Desaguliers appears to have been distracted from his parochial duties by his other interests, and the Duke complained that there were unreasonable delays in burying the dead. However, despite falling out with his patron, Desaguliers retained the living until his death.

Portraits[edit]

There are at least three surviving portraits of Desaguliers dating to 1725 (42 years of age), all held by the National Portrait Gallery in London and available for on-line viewing.There is also a portrait by Desrochers[9]

Personal life[edit]
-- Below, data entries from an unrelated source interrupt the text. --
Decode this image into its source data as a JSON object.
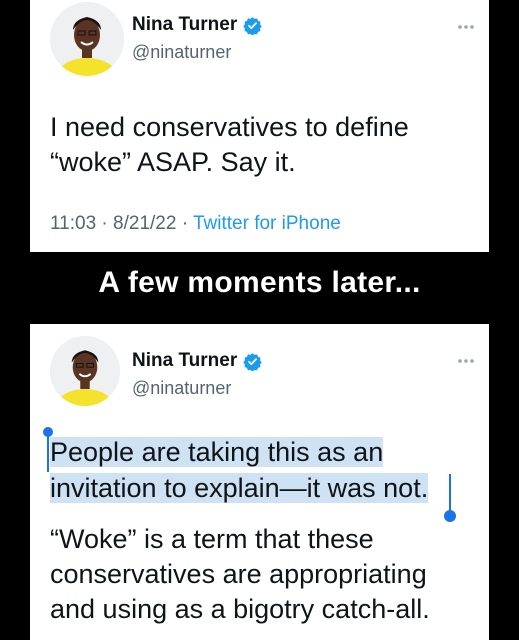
{
  "tweet1": {
    "display_name": "Nina Turner",
    "handle": "@ninaturner",
    "text": "I need conservatives to define “woke” ASAP. Say it.",
    "time": "11:03",
    "date": "8/21/22",
    "source": "Twitter for iPhone",
    "separator": " · "
  },
  "banner": {
    "text": "A few moments later..."
  },
  "tweet2": {
    "display_name": "Nina Turner",
    "handle": "@ninaturner",
    "selected_text": "People are taking this as an invitation to explain—it was not.",
    "text_paragraph2": "“Woke” is a term that these conservatives are appropriating and using as a bigotry catch-all."
  },
  "colors": {
    "verified": "#1d9bf0",
    "selection_highlight": "#cfe2f3",
    "selection_handle": "#1a73e8",
    "secondary_text": "#536471",
    "link": "#1d9bf0"
  },
  "icons": [
    "verified-badge-icon",
    "more-options-icon",
    "avatar-photo"
  ]
}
On 14 October 1712 he married Joanna Pudsey, daughter of William and Anne Pudsey of Kidlington, near Oxford. They had four sons and three daughters, for most of whom they acquired aristocratic godparents, but only two children survived beyond infancy: John Theophilus (1718–1751) graduated from Oxford, became a clergyman, and died childless, while Thomas Desaguliers (1721–1780) led a distinguished scientific military career. On 1 April 1748 he became chief firemaster at the Arsenal, Woolwich, a post which he held until the end of his life, and seems to have been the first to be employed by the English army to apply scientific principles to the production of cannon and the powers of gunnery.[10] It was Thomas Desaguliers who designed and supervised the fireworks for the first performance of Handel's Music for the Royal Fireworks in Green Park.[11]
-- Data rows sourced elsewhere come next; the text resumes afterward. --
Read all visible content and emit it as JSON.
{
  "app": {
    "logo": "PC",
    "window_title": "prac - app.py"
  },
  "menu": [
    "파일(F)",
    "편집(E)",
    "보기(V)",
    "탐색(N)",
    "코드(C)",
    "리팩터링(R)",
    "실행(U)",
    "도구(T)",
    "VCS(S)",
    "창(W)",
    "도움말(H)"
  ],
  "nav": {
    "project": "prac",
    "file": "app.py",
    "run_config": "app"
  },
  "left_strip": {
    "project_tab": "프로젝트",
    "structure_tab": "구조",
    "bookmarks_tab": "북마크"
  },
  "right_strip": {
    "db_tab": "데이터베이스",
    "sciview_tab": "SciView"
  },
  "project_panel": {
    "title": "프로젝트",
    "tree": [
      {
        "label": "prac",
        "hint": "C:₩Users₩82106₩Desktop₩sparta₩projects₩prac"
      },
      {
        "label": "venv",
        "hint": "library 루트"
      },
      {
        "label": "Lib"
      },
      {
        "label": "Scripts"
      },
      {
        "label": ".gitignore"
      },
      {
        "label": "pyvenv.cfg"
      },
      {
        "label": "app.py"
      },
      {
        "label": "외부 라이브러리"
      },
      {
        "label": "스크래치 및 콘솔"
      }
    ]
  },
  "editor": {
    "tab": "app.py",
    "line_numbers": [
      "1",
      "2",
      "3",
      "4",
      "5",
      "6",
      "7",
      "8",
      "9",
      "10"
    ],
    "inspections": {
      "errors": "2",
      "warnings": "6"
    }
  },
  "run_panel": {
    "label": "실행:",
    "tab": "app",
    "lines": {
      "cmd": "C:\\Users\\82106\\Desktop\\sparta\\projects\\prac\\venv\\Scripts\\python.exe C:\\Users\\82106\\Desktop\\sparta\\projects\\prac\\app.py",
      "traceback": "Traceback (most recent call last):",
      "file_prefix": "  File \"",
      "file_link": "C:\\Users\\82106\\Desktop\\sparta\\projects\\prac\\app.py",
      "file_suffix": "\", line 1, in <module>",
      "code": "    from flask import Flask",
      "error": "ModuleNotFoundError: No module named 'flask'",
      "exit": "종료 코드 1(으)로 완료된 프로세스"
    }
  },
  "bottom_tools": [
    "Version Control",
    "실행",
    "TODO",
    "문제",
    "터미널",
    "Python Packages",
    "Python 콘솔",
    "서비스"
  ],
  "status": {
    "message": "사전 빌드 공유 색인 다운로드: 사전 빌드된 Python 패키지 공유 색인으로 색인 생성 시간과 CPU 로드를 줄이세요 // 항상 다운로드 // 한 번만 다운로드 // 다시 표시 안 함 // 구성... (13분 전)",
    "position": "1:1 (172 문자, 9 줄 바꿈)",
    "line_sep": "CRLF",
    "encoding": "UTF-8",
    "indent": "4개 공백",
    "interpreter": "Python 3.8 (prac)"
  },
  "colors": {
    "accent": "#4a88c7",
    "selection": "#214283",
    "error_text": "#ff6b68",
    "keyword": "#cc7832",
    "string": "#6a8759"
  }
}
Decline[edit]

Desaguliers had long suffered from gout every winter, and died after several months of severe illness at his home in the Bedford Coffee House, Covent Garden, London, on 29 February 1744; he was buried on 6 March in the Savoy Chapel, Savoy Street, London. The following lines of the poet James Cawthorn depict the indigence and neglect into which he fell in his old age:[12]
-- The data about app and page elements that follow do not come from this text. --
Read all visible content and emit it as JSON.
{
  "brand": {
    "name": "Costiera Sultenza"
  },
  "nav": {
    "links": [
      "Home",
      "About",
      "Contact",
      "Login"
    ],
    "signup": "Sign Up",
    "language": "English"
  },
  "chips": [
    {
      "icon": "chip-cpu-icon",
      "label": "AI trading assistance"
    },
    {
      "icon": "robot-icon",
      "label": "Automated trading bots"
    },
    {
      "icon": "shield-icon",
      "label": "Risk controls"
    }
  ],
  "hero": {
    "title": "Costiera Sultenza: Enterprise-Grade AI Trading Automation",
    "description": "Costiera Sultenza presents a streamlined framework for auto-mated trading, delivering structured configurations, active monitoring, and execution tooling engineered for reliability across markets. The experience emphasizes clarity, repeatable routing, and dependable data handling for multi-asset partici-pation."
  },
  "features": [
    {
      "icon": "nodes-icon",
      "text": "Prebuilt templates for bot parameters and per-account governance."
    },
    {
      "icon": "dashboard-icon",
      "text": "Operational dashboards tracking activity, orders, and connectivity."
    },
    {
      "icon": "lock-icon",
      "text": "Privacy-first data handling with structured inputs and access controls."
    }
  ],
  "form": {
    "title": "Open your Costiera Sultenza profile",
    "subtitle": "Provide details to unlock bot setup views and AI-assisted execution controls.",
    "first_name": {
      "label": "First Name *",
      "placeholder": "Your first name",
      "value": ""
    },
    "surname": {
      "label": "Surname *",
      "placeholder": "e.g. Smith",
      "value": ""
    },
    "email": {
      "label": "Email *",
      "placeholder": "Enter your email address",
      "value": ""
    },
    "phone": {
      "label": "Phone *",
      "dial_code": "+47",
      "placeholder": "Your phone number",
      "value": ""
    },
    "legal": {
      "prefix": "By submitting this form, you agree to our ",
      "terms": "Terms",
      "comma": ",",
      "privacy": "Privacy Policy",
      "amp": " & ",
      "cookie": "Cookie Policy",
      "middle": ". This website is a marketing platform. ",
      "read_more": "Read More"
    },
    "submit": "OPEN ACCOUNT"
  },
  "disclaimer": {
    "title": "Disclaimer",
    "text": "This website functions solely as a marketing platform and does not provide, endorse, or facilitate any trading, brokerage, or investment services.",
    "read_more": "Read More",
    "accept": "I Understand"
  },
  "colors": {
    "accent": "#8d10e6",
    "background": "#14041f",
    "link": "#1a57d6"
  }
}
How poor neglected Desaguiliers fell!
How he who taught two gracious kings to view
All Boyle ennobled, and all Bacon knew,
Died In a cell, without a friend to save,
Without a guinea, and without a grave.

See also[edit]

References[edit]

  1. ^ Copley archive winners 1799-1731. The Royal Society. Retrieved 2005-02-12. The work honored is not detailed on this site.
  2. ^ Fellows of the Royal Society - D. The Royal Society. Retrieved 2005-02-12. This PDF document also contains birth and death dates.
  3. ^ Gary, Paul. A Course of experimental philosophy. Retrieved 2005-02-12. Translated French=>English using Babel Fish, 12 February 2005.
  4. ^ Priestley, Joseph, The history and present state of electricity, J. Dodsley, London, 1767. Page 66. Retrieved 29 May 2011.
  5. ^ John Theophilus Desaguliers, French-born scientist and inventor, 1725. Science & Society Picture Library. Retrieved 12 February 2005.
  6. ^ "Thomas Topham". Legendary Strength. Retrieved 20 August 2013. 
  7. ^ MARIOTTE, Edm (d. 1684). The Motion of Water, and other Fluids. Being a Treatise of Hydrostaticks ... together with a Little Treatise of the same Author, giving Practical Rules for Fountains, or Jets d'Eau. Translated from French into English by John Theophilus Desaguliers
  8. ^ Read the Wikipedia article on Acis and Galatea for more on the context.
  9. ^ John Theophilus Desaguliers (1683-1744), Natural philosopher. Sitter in 3 portraits. The National Portrait Gallery. Retrieved 12 February 2005.
  10. ^ H. M. Stephens, ‘Desaguliers, Thomas (1721–1780)’, rev. Jonathan Spain, Oxford Dictionary of National Biography, Oxford University Press, 2004 accessed 4 Jan 2009
  11. ^ Great Britain. Board of Ordnance A description of the machine for the fireworks, with all its ornaments, and a detail of the manner in which they are to be exhibited in St. James's Park, Thursday, 27 April 1749, on account of the general peace, signed at Aix La Chapelle, 7 October 1748. Published by order of His Majesty's Board of Ordnance. London : printed by W. Bowyer, sold by R. Dodsley, and M. Cooper. 1749.
  12. ^ The Encyclopaedia Britannica: or, Dictionary of Arts, Sciences and General Literature (1854) ed.8, Vol.7

Further reading[edit]

External links[edit]

Masonic offices
Preceded by
George Payne
Grand Master of the Premier
Grand Lodge of England

1719–1720
Succeeded by
George Payne